Jason Browne - firstname.lastname@example.org
Shortly after being diagnosed with acute myelogenous leukemia in May 2004, Dorinda Hickey''s concern shifted.
The Starkville native and 15-year Columbus resident didn''t retreat into a shell. She didn''t dwell on her problems. Instead, she thought of others.
"I just always felt like giving back to the community. If I can do something and give back at the same point, why not?" Hickey said.
So she asked her doctor about medical trials, and it happened that near her home in Austin, Texas, Lilly Pharmaceuticals was conducting an experimental treatment.
Hickey, a former student at Mississippi University for Women, was put on a fast-track chemotherapy treatment that sped up the normal rate at which a test group of 20 participants were treated.
One phase of the treatment involved drawing bone marrow from the individual''s hip, treating the marrow with radiation, then reinserting the marrow back in the hip. Another required an intravenous drip being inserted for an hour-and-a-half.
"They''ve been doing that for a while," explains Hickey. "The experimental thing is how often we did it."
Average chemotherapy treatments are spread out over a 12-week period during which patients are treated every two weeks. Members in Hickey''s experimental groups were treated every 10 days.
Therefore, the long-term treatment went by quicker, but the debilitating effects of each session came sooner.
"About 3 percent of people get sick the day of treatment. The rest get sick the next day," said Hickey. She was one of the few to get sick the same day.
"My friends would pick me up and I''d throw up in their car on the way home," she said.
Then there was the fatigue. Hickey says the treatments would wipe her out for the day.
"I spent a lot of time sleeping on my friends'' couches," she says.
Still, through the ordeal, Hickey continued her job as a house cleaner.
"She was cooperative, tired and very sweet to everyone," said Janice Carpenter, a social worker involved with the experiment who called attention to Hickey''s case. "She threw up constantly when in treatment and was tired for several days after.

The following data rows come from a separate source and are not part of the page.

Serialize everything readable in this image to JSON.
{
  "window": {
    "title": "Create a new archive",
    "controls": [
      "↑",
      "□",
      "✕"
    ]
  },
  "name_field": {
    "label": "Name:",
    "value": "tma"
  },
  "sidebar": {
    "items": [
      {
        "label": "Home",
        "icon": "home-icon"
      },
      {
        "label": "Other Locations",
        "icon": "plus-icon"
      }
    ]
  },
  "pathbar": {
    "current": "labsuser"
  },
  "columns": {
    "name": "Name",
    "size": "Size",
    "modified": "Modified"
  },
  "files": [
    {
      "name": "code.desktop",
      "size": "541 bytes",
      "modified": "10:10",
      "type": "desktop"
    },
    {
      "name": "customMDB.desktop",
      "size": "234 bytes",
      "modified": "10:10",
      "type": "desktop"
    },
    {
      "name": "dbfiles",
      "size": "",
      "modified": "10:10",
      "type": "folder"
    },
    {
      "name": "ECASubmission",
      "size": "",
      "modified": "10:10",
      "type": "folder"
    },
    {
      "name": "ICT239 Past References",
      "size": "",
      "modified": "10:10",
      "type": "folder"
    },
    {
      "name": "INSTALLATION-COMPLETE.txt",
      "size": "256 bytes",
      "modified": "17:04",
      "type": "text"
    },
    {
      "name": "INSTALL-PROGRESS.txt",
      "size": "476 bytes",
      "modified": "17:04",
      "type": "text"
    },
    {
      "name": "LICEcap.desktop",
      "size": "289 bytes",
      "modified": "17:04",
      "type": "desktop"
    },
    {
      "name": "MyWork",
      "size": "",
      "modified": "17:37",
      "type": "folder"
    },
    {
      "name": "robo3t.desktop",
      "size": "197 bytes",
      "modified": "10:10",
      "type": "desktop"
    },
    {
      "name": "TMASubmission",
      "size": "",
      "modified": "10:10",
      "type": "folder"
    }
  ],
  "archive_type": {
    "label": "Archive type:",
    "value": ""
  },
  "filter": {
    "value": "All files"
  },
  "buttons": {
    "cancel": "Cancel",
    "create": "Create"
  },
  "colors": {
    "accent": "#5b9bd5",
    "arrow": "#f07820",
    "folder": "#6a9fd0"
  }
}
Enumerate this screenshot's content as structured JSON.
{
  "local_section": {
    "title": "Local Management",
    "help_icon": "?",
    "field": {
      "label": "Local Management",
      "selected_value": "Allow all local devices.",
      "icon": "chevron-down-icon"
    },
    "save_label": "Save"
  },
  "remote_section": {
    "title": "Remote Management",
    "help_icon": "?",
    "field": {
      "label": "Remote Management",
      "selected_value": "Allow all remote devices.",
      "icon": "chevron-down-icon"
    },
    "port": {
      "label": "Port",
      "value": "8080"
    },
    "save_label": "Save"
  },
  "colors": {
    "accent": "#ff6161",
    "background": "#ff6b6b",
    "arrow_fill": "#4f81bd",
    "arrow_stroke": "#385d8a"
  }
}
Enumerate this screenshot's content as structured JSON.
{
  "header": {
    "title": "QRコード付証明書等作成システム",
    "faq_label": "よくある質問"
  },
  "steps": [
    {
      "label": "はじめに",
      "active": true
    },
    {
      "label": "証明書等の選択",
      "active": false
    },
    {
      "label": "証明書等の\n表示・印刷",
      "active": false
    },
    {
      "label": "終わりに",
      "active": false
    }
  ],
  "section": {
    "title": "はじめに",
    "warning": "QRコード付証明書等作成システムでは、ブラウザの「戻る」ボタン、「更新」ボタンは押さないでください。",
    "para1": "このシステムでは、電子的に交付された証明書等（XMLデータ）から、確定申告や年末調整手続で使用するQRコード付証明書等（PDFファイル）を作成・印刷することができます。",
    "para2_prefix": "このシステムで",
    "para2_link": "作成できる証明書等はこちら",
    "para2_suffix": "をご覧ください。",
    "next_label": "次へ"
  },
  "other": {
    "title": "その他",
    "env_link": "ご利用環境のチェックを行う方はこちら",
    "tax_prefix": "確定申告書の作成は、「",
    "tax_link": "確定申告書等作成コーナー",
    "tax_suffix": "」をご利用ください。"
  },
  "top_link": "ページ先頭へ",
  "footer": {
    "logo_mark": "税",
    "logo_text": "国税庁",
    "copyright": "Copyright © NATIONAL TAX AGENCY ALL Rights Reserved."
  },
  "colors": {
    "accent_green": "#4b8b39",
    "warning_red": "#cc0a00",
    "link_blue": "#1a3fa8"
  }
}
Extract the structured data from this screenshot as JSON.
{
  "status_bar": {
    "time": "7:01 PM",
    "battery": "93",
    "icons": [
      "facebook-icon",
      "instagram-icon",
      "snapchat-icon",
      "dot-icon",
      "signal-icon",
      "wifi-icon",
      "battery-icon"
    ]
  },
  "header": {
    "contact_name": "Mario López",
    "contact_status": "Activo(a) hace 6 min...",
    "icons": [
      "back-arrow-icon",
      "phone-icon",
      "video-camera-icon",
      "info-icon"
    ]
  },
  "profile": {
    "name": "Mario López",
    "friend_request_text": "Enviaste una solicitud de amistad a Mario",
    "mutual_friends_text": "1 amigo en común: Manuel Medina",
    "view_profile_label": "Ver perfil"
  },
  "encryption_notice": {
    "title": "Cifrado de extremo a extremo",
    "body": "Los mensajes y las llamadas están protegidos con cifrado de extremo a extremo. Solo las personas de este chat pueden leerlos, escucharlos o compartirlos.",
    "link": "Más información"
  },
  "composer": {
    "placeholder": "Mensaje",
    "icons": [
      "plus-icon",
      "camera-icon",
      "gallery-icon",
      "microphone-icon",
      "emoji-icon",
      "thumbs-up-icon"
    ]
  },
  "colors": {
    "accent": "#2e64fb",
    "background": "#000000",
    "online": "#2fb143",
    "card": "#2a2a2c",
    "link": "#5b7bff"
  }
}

But as most of our patients, she stayed as normal as possible doing as much as she could and working."
Carpenter says the courage of people like Hickey to try experimental treatments helps advance the field of cancer research.
"Thanks to people like Mrs. Hickey these projects work.," Carpenter said.
Fortunately for Hickey, the project worked for her as well. She recovered and is currently cancer-free, but won''t be classified as "in remission" until five years have passed.
She also won''t find out the results of the study she participated in until five years have passed, but her group was reunited at an Austin park in September for a thank-you celebration with barbecue and a live band.
The participants were given armbands to identify them. Hickey sent her armband to her mother, a breast cancer survivor who still lives in Starkville with Hickey''s father.
Hickey looks back on her ordeal now with the perspective of a survivor.
"I''m sure I would have recovered regardless. They caught mine early and it wasn''t terribly bad," she said. But the thought of relapse does pop up.
"I think about it some, but I''m not worried about it," she said.